Data for this exercise:
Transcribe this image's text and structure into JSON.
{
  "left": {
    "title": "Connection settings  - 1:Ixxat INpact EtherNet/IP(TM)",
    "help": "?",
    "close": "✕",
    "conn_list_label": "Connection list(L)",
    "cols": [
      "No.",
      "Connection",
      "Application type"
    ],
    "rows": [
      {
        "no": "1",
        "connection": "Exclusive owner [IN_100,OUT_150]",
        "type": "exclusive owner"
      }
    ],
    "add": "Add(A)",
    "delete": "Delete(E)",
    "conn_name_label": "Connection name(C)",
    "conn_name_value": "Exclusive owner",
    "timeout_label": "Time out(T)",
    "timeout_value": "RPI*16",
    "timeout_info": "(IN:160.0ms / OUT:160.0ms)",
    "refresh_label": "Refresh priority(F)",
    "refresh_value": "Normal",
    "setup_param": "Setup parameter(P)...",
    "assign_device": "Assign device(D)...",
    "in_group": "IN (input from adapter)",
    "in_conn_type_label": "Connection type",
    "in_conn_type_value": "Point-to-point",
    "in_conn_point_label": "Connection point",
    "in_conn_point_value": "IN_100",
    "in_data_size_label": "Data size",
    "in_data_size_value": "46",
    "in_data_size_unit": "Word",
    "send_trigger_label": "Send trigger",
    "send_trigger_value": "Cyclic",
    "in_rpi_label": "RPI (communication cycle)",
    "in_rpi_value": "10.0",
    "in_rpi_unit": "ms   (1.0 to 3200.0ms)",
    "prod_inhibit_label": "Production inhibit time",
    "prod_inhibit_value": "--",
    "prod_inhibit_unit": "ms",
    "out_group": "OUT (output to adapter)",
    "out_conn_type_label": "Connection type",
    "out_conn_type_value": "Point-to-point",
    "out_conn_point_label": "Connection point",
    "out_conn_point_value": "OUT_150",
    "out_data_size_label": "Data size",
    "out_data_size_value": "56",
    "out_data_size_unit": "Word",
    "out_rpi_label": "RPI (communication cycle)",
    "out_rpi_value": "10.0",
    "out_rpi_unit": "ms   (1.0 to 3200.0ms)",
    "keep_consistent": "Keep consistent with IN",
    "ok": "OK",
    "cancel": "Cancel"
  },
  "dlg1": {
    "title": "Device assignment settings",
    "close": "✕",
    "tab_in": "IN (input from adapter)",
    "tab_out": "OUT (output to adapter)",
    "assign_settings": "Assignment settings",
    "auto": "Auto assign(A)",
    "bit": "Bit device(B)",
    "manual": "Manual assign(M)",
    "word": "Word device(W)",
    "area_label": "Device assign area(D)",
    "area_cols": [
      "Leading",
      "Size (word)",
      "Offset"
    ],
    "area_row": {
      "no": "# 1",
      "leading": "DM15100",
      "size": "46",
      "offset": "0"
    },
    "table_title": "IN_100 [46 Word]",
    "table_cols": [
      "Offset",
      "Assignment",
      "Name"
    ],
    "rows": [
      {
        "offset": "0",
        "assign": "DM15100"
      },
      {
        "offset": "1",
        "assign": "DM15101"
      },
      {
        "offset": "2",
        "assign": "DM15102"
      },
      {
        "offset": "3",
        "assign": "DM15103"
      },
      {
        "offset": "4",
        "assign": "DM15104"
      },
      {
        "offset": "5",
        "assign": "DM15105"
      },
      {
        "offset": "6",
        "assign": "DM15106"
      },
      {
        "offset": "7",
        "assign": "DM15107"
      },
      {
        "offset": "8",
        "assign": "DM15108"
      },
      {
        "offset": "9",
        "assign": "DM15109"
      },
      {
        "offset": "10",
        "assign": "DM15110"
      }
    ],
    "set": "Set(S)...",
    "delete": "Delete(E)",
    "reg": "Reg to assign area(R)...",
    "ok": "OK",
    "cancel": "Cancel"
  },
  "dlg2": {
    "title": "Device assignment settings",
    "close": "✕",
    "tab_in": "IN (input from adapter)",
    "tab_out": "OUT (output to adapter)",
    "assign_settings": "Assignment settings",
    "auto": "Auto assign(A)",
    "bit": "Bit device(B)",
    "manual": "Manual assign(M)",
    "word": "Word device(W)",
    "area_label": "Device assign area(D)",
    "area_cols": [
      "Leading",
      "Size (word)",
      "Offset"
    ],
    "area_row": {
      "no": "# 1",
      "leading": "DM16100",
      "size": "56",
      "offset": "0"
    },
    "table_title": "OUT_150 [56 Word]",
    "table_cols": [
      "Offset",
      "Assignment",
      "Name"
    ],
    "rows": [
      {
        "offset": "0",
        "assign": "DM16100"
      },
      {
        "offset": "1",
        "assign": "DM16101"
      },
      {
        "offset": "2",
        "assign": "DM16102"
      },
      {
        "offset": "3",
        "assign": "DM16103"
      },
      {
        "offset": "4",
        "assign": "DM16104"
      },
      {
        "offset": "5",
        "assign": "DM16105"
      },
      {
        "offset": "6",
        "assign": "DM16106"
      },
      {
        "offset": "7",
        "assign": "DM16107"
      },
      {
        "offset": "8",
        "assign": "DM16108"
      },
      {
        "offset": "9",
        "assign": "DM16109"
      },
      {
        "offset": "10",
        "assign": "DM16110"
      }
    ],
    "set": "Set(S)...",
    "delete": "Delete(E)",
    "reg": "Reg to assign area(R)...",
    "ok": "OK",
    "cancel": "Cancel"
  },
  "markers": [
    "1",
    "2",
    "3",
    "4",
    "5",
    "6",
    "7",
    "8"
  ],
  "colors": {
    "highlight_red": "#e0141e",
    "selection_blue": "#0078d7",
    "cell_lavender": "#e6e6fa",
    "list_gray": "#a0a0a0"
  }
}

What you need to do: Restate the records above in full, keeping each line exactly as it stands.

Response area:
Transcribe this image's text and structure into JSON.
{
  "left": {
    "title": "Connection settings  - 1:Ixxat INpact EtherNet/IP(TM)",
    "help": "?",
    "close": "✕",
    "conn_list_label": "Connection list(L)",
    "cols": [
      "No.",
      "Connection",
      "Application type"
    ],
    "rows": [
      {
        "no": "1",
        "connection": "Exclusive owner [IN_100,OUT_150]",
        "type": "exclusive owner"
      }
    ],
    "add": "Add(A)",
    "delete": "Delete(E)",
    "conn_name_label": "Connection name(C)",
    "conn_name_value": "Exclusive owner",
    "timeout_label": "Time out(T)",
    "timeout_value": "RPI*16",
    "timeout_info": "(IN:160.0ms / OUT:160.0ms)",
    "refresh_label": "Refresh priority(F)",
    "refresh_value": "Normal",
    "setup_param": "Setup parameter(P)...",
    "assign_device": "Assign device(D)...",
    "in_group": "IN (input from adapter)",
    "in_conn_type_label": "Connection type",
    "in_conn_type_value": "Point-to-point",
    "in_conn_point_label": "Connection point",
    "in_conn_point_value": "IN_100",
    "in_data_size_label": "Data size",
    "in_data_size_value": "46",
    "in_data_size_unit": "Word",
    "send_trigger_label": "Send trigger",
    "send_trigger_value": "Cyclic",
    "in_rpi_label": "RPI (communication cycle)",
    "in_rpi_value": "10.0",
    "in_rpi_unit": "ms   (1.0 to 3200.0ms)",
    "prod_inhibit_label": "Production inhibit time",
    "prod_inhibit_value": "--",
    "prod_inhibit_unit": "ms",
    "out_group": "OUT (output to adapter)",
    "out_conn_type_label": "Connection type",
    "out_conn_type_value": "Point-to-point",
    "out_conn_point_label": "Connection point",
    "out_conn_point_value": "OUT_150",
    "out_data_size_label": "Data size",
    "out_data_size_value": "56",
    "out_data_size_unit": "Word",
    "out_rpi_label": "RPI (communication cycle)",
    "out_rpi_value": "10.0",
    "out_rpi_unit": "ms   (1.0 to 3200.0ms)",
    "keep_consistent": "Keep consistent with IN",
    "ok": "OK",
    "cancel": "Cancel"
  },
  "dlg1": {
    "title": "Device assignment settings",
    "close": "✕",
    "tab_in": "IN (input from adapter)",
    "tab_out": "OUT (output to adapter)",
    "assign_settings": "Assignment settings",
    "auto": "Auto assign(A)",
    "bit": "Bit device(B)",
    "manual": "Manual assign(M)",
    "word": "Word device(W)",
    "area_label": "Device assign area(D)",
    "area_cols": [
      "Leading",
      "Size (word)",
      "Offset"
    ],
    "area_row": {
      "no": "# 1",
      "leading": "DM15100",
      "size": "46",
      "offset": "0"
    },
    "table_title": "IN_100 [46 Word]",
    "table_cols": [
      "Offset",
      "Assignment",
      "Name"
    ],
    "rows": [
      {
        "offset": "0",
        "assign": "DM15100"
      },
      {
        "offset": "1",
        "assign": "DM15101"
      },
      {
        "offset": "2",
        "assign": "DM15102"
      },
      {
        "offset": "3",
        "assign": "DM15103"
      },
      {
        "offset": "4",
        "assign": "DM15104"
      },
      {
        "offset": "5",
        "assign": "DM15105"
      },
      {
        "offset": "6",
        "assign": "DM15106"
      },
      {
        "offset": "7",
        "assign": "DM15107"
      },
      {
        "offset": "8",
        "assign": "DM15108"
      },
      {
        "offset": "9",
        "assign": "DM15109"
      },
      {
        "offset": "10",
        "assign": "DM15110"
      }
    ],
    "set": "Set(S)...",
    "delete": "Delete(E)",
    "reg": "Reg to assign area(R)...",
    "ok": "OK",
    "cancel": "Cancel"
  },
  "dlg2": {
    "title": "Device assignment settings",
    "close": "✕",
    "tab_in": "IN (input from adapter)",
    "tab_out": "OUT (output to adapter)",
    "assign_settings": "Assignment settings",
    "auto": "Auto assign(A)",
    "bit": "Bit device(B)",
    "manual": "Manual assign(M)",
    "word": "Word device(W)",
    "area_label": "Device assign area(D)",
    "area_cols": [
      "Leading",
      "Size (word)",
      "Offset"
    ],
    "area_row": {
      "no": "# 1",
      "leading": "DM16100",
      "size": "56",
      "offset": "0"
    },
    "table_title": "OUT_150 [56 Word]",
    "table_cols": [
      "Offset",
      "Assignment",
      "Name"
    ],
    "rows": [
      {
        "offset": "0",
        "assign": "DM16100"
      },
      {
        "offset": "1",
        "assign": "DM16101"
      },
      {
        "offset": "2",
        "assign": "DM16102"
      },
      {
        "offset": "3",
        "assign": "DM16103"
      },
      {
        "offset": "4",
        "assign": "DM16104"
      },
      {
        "offset": "5",
        "assign": "DM16105"
      },
      {
        "offset": "6",
        "assign": "DM16106"
      },
      {
        "offset": "7",
        "assign": "DM16107"
      },
      {
        "offset": "8",
        "assign": "DM16108"
      },
      {
        "offset": "9",
        "assign": "DM16109"
      },
      {
        "offset": "10",
        "assign": "DM16110"
      }
    ],
    "set": "Set(S)...",
    "delete": "Delete(E)",
    "reg": "Reg to assign area(R)...",
    "ok": "OK",
    "cancel": "Cancel"
  },
  "markers": [
    "1",
    "2",
    "3",
    "4",
    "5",
    "6",
    "7",
    "8"
  ],
  "colors": {
    "highlight_red": "#e0141e",
    "selection_blue": "#0078d7",
    "cell_lavender": "#e6e6fa",
    "list_gray": "#a0a0a0"
  }
}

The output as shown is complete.